Worker Power (formerly CASE - Central Arizonans for a Sustainable Economy) was launched In Arizona in 2008 when several labor unions and community groups came together to form a new organization to advocate for economic, social, and racial justice for working families.

Our strategy and tactics were modeled on those used by labor and community organizations in the 1990s – particularly UNITE HERE Local 11 – which combined grassroots political campaigns and aggressive workplace organizing to beat back anti-immigration political forces and anti-worker trends in the hospitality industry to transform Los Angeles County into a progressive bulwark for working people in California.  

In 2012, Worker Power (at the time, CASE Action Fund) conducted our first partisan electoral campaign, “Adios Arpaio.” In that campaign, we mobilized more than 4,000 volunteers – most of them high-school students – who collected more than 35,000 voter registrations in an effort to unseat the anti-immigrant Maricopa County Sheriff Joe Arpaio. Sheriff Arpaio barely survived that election, but Worker Power and our partner organizations defeated him in 2016.

In 2018, Worker Power led Arizona’s largest independent expenditure field campaign and helped elect Democrats to statewide office for the first time in a decade. Those elected officials included the U.S. Senator Kirsten Sinema and Secretary of State, now Governor Katie Hobbs.
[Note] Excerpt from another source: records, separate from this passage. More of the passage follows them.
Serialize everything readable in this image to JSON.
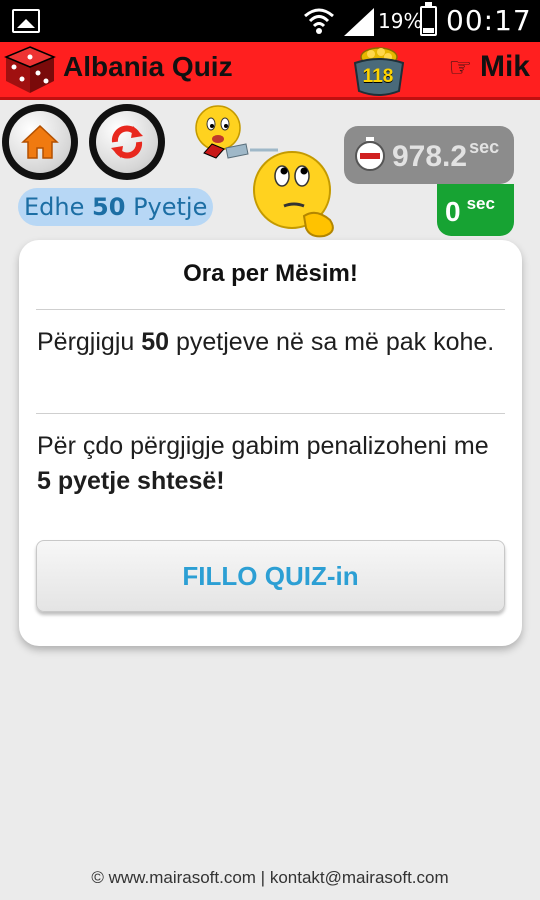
{
  "status_bar": {
    "battery": "19%",
    "time": "00:17"
  },
  "header": {
    "title": "Albania Quiz",
    "coins": "118",
    "user": "Mik"
  },
  "quiz_info": {
    "remaining_prefix": "Edhe",
    "remaining_count": "50",
    "remaining_suffix": "Pyetje",
    "timer_value": "978.2",
    "timer_unit": "sec",
    "penalty_value": "0",
    "penalty_unit": "sec"
  },
  "card": {
    "title": "Ora per Mësim!",
    "line1_prefix": "Përgjigju",
    "line1_bold": "50",
    "line1_suffix": "pyetjeve në sa më pak kohe.",
    "line2_prefix": "Për çdo përgjigje gabim penalizoheni me",
    "line2_bold": "5 pyetje shtesë!",
    "start_button": "FILLO QUIZ-in"
  },
  "footer": {
    "text": "© www.mairasoft.com | kontakt@mairasoft.com"
  },
  "colors": {
    "header": "#ff1f1f",
    "accent_blue": "#2c9fd4",
    "timer_bg": "#8c8c8c",
    "penalty_bg": "#17a333"
  }
}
Worker Power made our most significant jump in scale and impact during the 2020 Presidential Elections. While the COVID-19 crisis devastated all industries, it hit especially hard in hospitality, where 90% of workers lost their jobs overnight. Those workers, many of them members of the hospitality union UNITE HERE Local 11 in Arizona and Southern California, had no income, healthcare, or help from our elected leaders. So these cooks, bellmen, dishwashers, housekeepers, and servers became the leaders of Worker Power’s army of students, laid-off workers, and volunteers who fought for our country’s democracy. Prior to that moment, many of us had fought for democracy in the workplace. Now, they were fighting for democracy across the country through voter engagement and education.


In the lead-up to the 2020 general election, Worker Power knocked on 900,000 doors to help elect President Joe Biden and Senator Mark Kelly in Arizona. In Georgia, we knocked on an additional 550,000 doors to flip the U.S. Senate. When few others dared, our workers put on masks, hit the pavement, and turned out the vote.   


In 2022, our organizers and canvassers registered more than 10,000 voters and knocked on more than 750,000 doors in Arizona and 300,000  in Georgia, primarily among voters in low-income, BIPOC-dense neighborhoods. We also delivered significant policy victories to ensure that economic development in Arizona’s major cities benefits all residents of those cities equally.


Today, while retaining our strong base of operations and primary commitment to transforming the social and political realities for working families in Arizona, we share our training programs, political field expertise, and community and political organizing model in other areas of the country where our specific approach and core capacity can make a national impact on the living conditions of working-class families across the United States.

bottom of page